Print the records exactly as they are written.

[Start of Attachment]

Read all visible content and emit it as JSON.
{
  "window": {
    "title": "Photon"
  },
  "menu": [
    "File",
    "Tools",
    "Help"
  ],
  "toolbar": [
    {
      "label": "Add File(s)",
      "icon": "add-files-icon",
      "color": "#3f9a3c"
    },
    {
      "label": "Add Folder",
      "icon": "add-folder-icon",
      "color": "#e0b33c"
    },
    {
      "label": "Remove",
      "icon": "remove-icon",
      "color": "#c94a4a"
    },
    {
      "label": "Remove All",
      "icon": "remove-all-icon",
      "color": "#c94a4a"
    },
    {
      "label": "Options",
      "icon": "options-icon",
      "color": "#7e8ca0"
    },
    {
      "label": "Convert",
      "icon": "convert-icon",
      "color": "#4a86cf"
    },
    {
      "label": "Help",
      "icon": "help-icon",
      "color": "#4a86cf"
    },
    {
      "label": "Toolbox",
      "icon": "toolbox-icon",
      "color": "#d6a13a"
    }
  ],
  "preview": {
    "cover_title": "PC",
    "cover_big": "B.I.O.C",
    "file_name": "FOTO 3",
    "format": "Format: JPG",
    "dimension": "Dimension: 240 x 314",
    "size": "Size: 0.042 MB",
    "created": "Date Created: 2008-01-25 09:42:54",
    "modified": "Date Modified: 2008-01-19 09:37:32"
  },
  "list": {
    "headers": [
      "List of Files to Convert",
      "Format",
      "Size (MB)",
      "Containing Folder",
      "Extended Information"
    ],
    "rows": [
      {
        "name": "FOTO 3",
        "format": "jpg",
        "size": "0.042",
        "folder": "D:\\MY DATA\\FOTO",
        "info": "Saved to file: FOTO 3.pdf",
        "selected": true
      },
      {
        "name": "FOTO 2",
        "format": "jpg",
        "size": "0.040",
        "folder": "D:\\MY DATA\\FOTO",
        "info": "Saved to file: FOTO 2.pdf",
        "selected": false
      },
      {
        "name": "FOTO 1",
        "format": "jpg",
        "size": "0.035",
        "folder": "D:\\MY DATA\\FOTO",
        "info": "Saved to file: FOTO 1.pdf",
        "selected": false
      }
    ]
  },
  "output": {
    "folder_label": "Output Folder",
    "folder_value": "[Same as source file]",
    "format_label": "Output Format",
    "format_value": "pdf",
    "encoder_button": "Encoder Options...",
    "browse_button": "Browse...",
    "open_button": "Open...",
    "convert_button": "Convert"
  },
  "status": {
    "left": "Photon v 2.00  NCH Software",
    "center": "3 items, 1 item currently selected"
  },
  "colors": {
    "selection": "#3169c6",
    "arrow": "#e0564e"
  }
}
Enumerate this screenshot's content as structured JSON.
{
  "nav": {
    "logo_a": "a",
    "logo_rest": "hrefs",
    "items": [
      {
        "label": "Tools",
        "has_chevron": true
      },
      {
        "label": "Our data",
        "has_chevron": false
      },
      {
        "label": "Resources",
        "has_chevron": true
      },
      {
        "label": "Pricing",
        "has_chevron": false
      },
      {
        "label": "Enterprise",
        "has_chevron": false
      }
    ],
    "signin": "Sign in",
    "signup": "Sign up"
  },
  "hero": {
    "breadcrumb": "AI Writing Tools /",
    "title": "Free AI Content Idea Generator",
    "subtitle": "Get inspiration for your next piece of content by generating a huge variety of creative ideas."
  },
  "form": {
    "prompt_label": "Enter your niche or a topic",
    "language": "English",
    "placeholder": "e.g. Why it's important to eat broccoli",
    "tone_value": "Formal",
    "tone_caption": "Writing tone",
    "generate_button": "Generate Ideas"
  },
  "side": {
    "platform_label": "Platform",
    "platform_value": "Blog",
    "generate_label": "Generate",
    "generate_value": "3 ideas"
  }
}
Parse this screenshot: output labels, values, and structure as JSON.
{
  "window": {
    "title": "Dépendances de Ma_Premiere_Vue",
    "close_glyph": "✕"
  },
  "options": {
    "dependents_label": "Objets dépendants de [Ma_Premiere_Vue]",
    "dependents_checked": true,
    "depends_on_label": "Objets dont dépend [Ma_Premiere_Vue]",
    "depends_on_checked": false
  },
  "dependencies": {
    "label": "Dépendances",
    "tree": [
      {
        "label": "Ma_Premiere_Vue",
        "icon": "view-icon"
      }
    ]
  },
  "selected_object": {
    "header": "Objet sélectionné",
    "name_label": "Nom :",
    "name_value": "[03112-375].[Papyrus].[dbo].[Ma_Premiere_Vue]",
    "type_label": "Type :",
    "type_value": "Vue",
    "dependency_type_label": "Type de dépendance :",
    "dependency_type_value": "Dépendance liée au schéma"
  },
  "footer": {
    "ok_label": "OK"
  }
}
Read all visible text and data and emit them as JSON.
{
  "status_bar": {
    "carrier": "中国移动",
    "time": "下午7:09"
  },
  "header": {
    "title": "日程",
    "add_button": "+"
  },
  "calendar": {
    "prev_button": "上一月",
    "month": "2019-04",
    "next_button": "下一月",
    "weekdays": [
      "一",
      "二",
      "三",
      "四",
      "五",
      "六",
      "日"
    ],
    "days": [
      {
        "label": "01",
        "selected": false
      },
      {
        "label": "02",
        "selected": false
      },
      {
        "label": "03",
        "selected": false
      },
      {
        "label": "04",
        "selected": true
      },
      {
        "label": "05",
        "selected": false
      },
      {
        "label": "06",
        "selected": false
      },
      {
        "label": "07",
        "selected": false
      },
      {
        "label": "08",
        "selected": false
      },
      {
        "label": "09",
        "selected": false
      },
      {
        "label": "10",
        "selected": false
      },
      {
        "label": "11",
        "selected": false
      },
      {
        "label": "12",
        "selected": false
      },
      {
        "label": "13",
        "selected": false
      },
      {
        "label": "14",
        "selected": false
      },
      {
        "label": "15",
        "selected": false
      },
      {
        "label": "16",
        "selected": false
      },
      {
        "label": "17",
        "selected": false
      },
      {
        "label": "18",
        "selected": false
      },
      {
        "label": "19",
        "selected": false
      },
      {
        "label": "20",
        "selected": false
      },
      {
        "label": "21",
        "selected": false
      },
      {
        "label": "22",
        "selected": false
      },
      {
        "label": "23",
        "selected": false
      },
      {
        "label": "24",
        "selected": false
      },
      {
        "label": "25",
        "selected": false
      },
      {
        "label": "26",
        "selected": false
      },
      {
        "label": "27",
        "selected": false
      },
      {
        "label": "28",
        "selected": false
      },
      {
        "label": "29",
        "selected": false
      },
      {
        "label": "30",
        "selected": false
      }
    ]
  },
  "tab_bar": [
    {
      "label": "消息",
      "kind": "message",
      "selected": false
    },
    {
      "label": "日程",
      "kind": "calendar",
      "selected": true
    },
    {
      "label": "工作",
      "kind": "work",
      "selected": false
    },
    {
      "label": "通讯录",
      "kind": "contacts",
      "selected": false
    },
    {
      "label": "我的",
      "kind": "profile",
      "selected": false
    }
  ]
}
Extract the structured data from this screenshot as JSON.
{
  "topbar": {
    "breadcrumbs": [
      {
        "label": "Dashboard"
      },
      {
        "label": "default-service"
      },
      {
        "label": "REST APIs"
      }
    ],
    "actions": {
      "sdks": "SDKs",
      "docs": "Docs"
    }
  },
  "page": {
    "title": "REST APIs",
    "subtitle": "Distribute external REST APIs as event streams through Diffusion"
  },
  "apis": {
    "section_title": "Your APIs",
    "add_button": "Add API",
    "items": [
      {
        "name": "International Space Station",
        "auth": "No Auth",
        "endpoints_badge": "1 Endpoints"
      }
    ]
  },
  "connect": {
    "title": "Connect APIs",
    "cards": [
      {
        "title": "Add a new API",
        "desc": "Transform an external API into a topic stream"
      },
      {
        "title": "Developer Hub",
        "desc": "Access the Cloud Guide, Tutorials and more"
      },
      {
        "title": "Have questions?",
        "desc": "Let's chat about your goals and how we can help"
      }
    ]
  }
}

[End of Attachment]

RESULT BELOW:
Read all visible content and emit it as JSON.
{
  "window": {
    "title": "Photon"
  },
  "menu": [
    "File",
    "Tools",
    "Help"
  ],
  "toolbar": [
    {
      "label": "Add File(s)",
      "icon": "add-files-icon",
      "color": "#3f9a3c"
    },
    {
      "label": "Add Folder",
      "icon": "add-folder-icon",
      "color": "#e0b33c"
    },
    {
      "label": "Remove",
      "icon": "remove-icon",
      "color": "#c94a4a"
    },
    {
      "label": "Remove All",
      "icon": "remove-all-icon",
      "color": "#c94a4a"
    },
    {
      "label": "Options",
      "icon": "options-icon",
      "color": "#7e8ca0"
    },
    {
      "label": "Convert",
      "icon": "convert-icon",
      "color": "#4a86cf"
    },
    {
      "label": "Help",
      "icon": "help-icon",
      "color": "#4a86cf"
    },
    {
      "label": "Toolbox",
      "icon": "toolbox-icon",
      "color": "#d6a13a"
    }
  ],
  "preview": {
    "cover_title": "PC",
    "cover_big": "B.I.O.C",
    "file_name": "FOTO 3",
    "format": "Format: JPG",
    "dimension": "Dimension: 240 x 314",
    "size": "Size: 0.042 MB",
    "created": "Date Created: 2008-01-25 09:42:54",
    "modified": "Date Modified: 2008-01-19 09:37:32"
  },
  "list": {
    "headers": [
      "List of Files to Convert",
      "Format",
      "Size (MB)",
      "Containing Folder",
      "Extended Information"
    ],
    "rows": [
      {
        "name": "FOTO 3",
        "format": "jpg",
        "size": "0.042",
        "folder": "D:\\MY DATA\\FOTO",
        "info": "Saved to file: FOTO 3.pdf",
        "selected": true
      },
      {
        "name": "FOTO 2",
        "format": "jpg",
        "size": "0.040",
        "folder": "D:\\MY DATA\\FOTO",
        "info": "Saved to file: FOTO 2.pdf",
        "selected": false
      },
      {
        "name": "FOTO 1",
        "format": "jpg",
        "size": "0.035",
        "folder": "D:\\MY DATA\\FOTO",
        "info": "Saved to file: FOTO 1.pdf",
        "selected": false
      }
    ]
  },
  "output": {
    "folder_label": "Output Folder",
    "folder_value": "[Same as source file]",
    "format_label": "Output Format",
    "format_value": "pdf",
    "encoder_button": "Encoder Options...",
    "browse_button": "Browse...",
    "open_button": "Open...",
    "convert_button": "Convert"
  },
  "status": {
    "left": "Photon v 2.00  NCH Software",
    "center": "3 items, 1 item currently selected"
  },
  "colors": {
    "selection": "#3169c6",
    "arrow": "#e0564e"
  }
}
Enumerate this screenshot's content as structured JSON.
{
  "nav": {
    "logo_a": "a",
    "logo_rest": "hrefs",
    "items": [
      {
        "label": "Tools",
        "has_chevron": true
      },
      {
        "label": "Our data",
        "has_chevron": false
      },
      {
        "label": "Resources",
        "has_chevron": true
      },
      {
        "label": "Pricing",
        "has_chevron": false
      },
      {
        "label": "Enterprise",
        "has_chevron": false
      }
    ],
    "signin": "Sign in",
    "signup": "Sign up"
  },
  "hero": {
    "breadcrumb": "AI Writing Tools /",
    "title": "Free AI Content Idea Generator",
    "subtitle": "Get inspiration for your next piece of content by generating a huge variety of creative ideas."
  },
  "form": {
    "prompt_label": "Enter your niche or a topic",
    "language": "English",
    "placeholder": "e.g. Why it's important to eat broccoli",
    "tone_value": "Formal",
    "tone_caption": "Writing tone",
    "generate_button": "Generate Ideas"
  },
  "side": {
    "platform_label": "Platform",
    "platform_value": "Blog",
    "generate_label": "Generate",
    "generate_value": "3 ideas"
  }
}
Parse this screenshot: output labels, values, and structure as JSON.
{
  "window": {
    "title": "Dépendances de Ma_Premiere_Vue",
    "close_glyph": "✕"
  },
  "options": {
    "dependents_label": "Objets dépendants de [Ma_Premiere_Vue]",
    "dependents_checked": true,
    "depends_on_label": "Objets dont dépend [Ma_Premiere_Vue]",
    "depends_on_checked": false
  },
  "dependencies": {
    "label": "Dépendances",
    "tree": [
      {
        "label": "Ma_Premiere_Vue",
        "icon": "view-icon"
      }
    ]
  },
  "selected_object": {
    "header": "Objet sélectionné",
    "name_label": "Nom :",
    "name_value": "[03112-375].[Papyrus].[dbo].[Ma_Premiere_Vue]",
    "type_label": "Type :",
    "type_value": "Vue",
    "dependency_type_label": "Type de dépendance :",
    "dependency_type_value": "Dépendance liée au schéma"
  },
  "footer": {
    "ok_label": "OK"
  }
}
Read all visible text and data and emit them as JSON.
{
  "status_bar": {
    "carrier": "中国移动",
    "time": "下午7:09"
  },
  "header": {
    "title": "日程",
    "add_button": "+"
  },
  "calendar": {
    "prev_button": "上一月",
    "month": "2019-04",
    "next_button": "下一月",
    "weekdays": [
      "一",
      "二",
      "三",
      "四",
      "五",
      "六",
      "日"
    ],
    "days": [
      {
        "label": "01",
        "selected": false
      },
      {
        "label": "02",
        "selected": false
      },
      {
        "label": "03",
        "selected": false
      },
      {
        "label": "04",
        "selected": true
      },
      {
        "label": "05",
        "selected": false
      },
      {
        "label": "06",
        "selected": false
      },
      {
        "label": "07",
        "selected": false
      },
      {
        "label": "08",
        "selected": false
      },
      {
        "label": "09",
        "selected": false
      },
      {
        "label": "10",
        "selected": false
      },
      {
        "label": "11",
        "selected": false
      },
      {
        "label": "12",
        "selected": false
      },
      {
        "label": "13",
        "selected": false
      },
      {
        "label": "14",
        "selected": false
      },
      {
        "label": "15",
        "selected": false
      },
      {
        "label": "16",
        "selected": false
      },
      {
        "label": "17",
        "selected": false
      },
      {
        "label": "18",
        "selected": false
      },
      {
        "label": "19",
        "selected": false
      },
      {
        "label": "20",
        "selected": false
      },
      {
        "label": "21",
        "selected": false
      },
      {
        "label": "22",
        "selected": false
      },
      {
        "label": "23",
        "selected": false
      },
      {
        "label": "24",
        "selected": false
      },
      {
        "label": "25",
        "selected": false
      },
      {
        "label": "26",
        "selected": false
      },
      {
        "label": "27",
        "selected": false
      },
      {
        "label": "28",
        "selected": false
      },
      {
        "label": "29",
        "selected": false
      },
      {
        "label": "30",
        "selected": false
      }
    ]
  },
  "tab_bar": [
    {
      "label": "消息",
      "kind": "message",
      "selected": false
    },
    {
      "label": "日程",
      "kind": "calendar",
      "selected": true
    },
    {
      "label": "工作",
      "kind": "work",
      "selected": false
    },
    {
      "label": "通讯录",
      "kind": "contacts",
      "selected": false
    },
    {
      "label": "我的",
      "kind": "profile",
      "selected": false
    }
  ]
}
Extract the structured data from this screenshot as JSON.
{
  "topbar": {
    "breadcrumbs": [
      {
        "label": "Dashboard"
      },
      {
        "label": "default-service"
      },
      {
        "label": "REST APIs"
      }
    ],
    "actions": {
      "sdks": "SDKs",
      "docs": "Docs"
    }
  },
  "page": {
    "title": "REST APIs",
    "subtitle": "Distribute external REST APIs as event streams through Diffusion"
  },
  "apis": {
    "section_title": "Your APIs",
    "add_button": "Add API",
    "items": [
      {
        "name": "International Space Station",
        "auth": "No Auth",
        "endpoints_badge": "1 Endpoints"
      }
    ]
  },
  "connect": {
    "title": "Connect APIs",
    "cards": [
      {
        "title": "Add a new API",
        "desc": "Transform an external API into a topic stream"
      },
      {
        "title": "Developer Hub",
        "desc": "Access the Cloud Guide, Tutorials and more"
      },
      {
        "title": "Have questions?",
        "desc": "Let's chat about your goals and how we can help"
      }
    ]
  }
}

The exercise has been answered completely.